Stack Overflow is a community of 4.7 million programmers, just like you, helping each other.

Join them; it only takes a minute:

Sign up
Join the Stack Overflow community to:
  1. Ask programming questions
  2. Answer and help your peers
  3. Get recognized for your expertise

I am interested in writing a method that would accept another method as a parameter but do not want to be locked into a specific signature - because I don't care about that. I am only interested whether the method throws an exception when invoked. Is there a construct in the .NET Framework that will allow me to accept any delegate as a parameter?

For example, all of the following calls should work (without using overloads!):

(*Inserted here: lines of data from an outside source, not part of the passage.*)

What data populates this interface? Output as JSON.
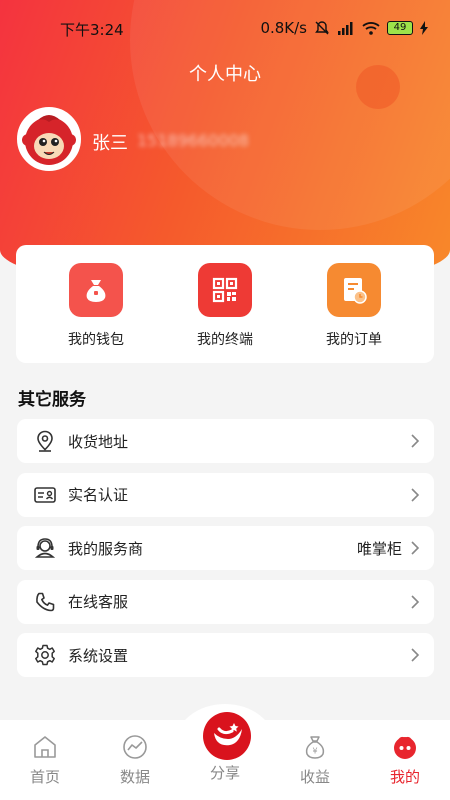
{
  "status_bar": {
    "time": "下午3:24",
    "network_speed": "0.8K/s",
    "battery": "49"
  },
  "header": {
    "title": "个人中心"
  },
  "user": {
    "name": "张三",
    "phone": "15189660008"
  },
  "quick_actions": [
    {
      "label": "我的钱包",
      "icon": "wallet-bag-icon"
    },
    {
      "label": "我的终端",
      "icon": "qr-code-icon"
    },
    {
      "label": "我的订单",
      "icon": "order-doc-icon"
    }
  ],
  "services": {
    "title": "其它服务",
    "items": [
      {
        "label": "收货地址",
        "value": "",
        "icon": "location-pin-icon"
      },
      {
        "label": "实名认证",
        "value": "",
        "icon": "id-card-icon"
      },
      {
        "label": "我的服务商",
        "value": "唯掌柜",
        "icon": "service-agent-icon"
      },
      {
        "label": "在线客服",
        "value": "",
        "icon": "phone-icon"
      },
      {
        "label": "系统设置",
        "value": "",
        "icon": "gear-icon"
      }
    ]
  },
  "tabbar": {
    "items": [
      {
        "label": "首页",
        "icon": "home-icon"
      },
      {
        "label": "数据",
        "icon": "chart-icon"
      },
      {
        "label": "分享",
        "icon": "share-logo-icon"
      },
      {
        "label": "收益",
        "icon": "money-bag-icon"
      },
      {
        "label": "我的",
        "icon": "profile-icon"
      }
    ],
    "active": "我的"
  },
  "colors": {
    "accent": "#e8262e",
    "header_start": "#f4333f",
    "header_end": "#f8892a",
    "wallet": "#f4534c",
    "terminal": "#ee3a35",
    "order": "#f68a31"
  }
}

DoesItThrowException(doSomethingElse(arg1, arg2, arg3, arg4, arg5));
share|improve this question
How are you testing to see if the method throws an exception? If you're planning on sticking it in a try-catch block and invoking it, you're still going to have to provide it parameters. – Adam Maras Dec 9 '09 at 22:55
up vote 3 down vote accepted
bool DoesItThrowException(Action a)
    return false;
    return true;

DoesItThrowException(delegate { desomething(); });


DoesItThrowException(() => desomething());
share|improve this answer

You can't invoke it unless you give it arguments; and you can't give it arguments unless you know the signature. To get around this, I would place that burden on the caller - I would use Action and anon-methods/lambdas, i.e.

DoesItThrowException(FirstMethod); // no args, "as is"
DoesItThrowException(() => SecondMethod(arg)); 
DoesItThrowException(() => ThirdMethod(arg1, arg2, arg3, arg4, arg5));

Otherwise, you can use Delegate and DynamicInvoke, but that is slow and you need to know which args to give it.

public static bool DoesItThrowException(Action action) {
    if (action == null) throw new ArgumentNullException("action");
    try {
        return false;
    } catch {
        return true;
share|improve this answer
With syntax as demonstrated in the question, it's clear that lambda is the only viable choice - he doesn't really want to pass a delegate so much so as a method with all parameters bound. – Pavel Minaev Dec 9 '09 at 20:44
@Pavel: You will need a 'better' language for that, like Scheme for instance, that allows syntactic abstraction. – leppie Dec 10 '09 at 12:24
Why 'better' and not just better? Scheme is really better. – Sarge Borsch Dec 2 '14 at 12:48
@SargeBorsch because it is subjective; it does not make sense to say "better" without also saying at what. Everything is a trade. – Marc Gravell Dec 2 '14 at 13:02

Your Answer


By posting your answer, you agree to the privacy policy and terms of service.

Not the answer you're looking for? Browse other questions tagged or ask your own question.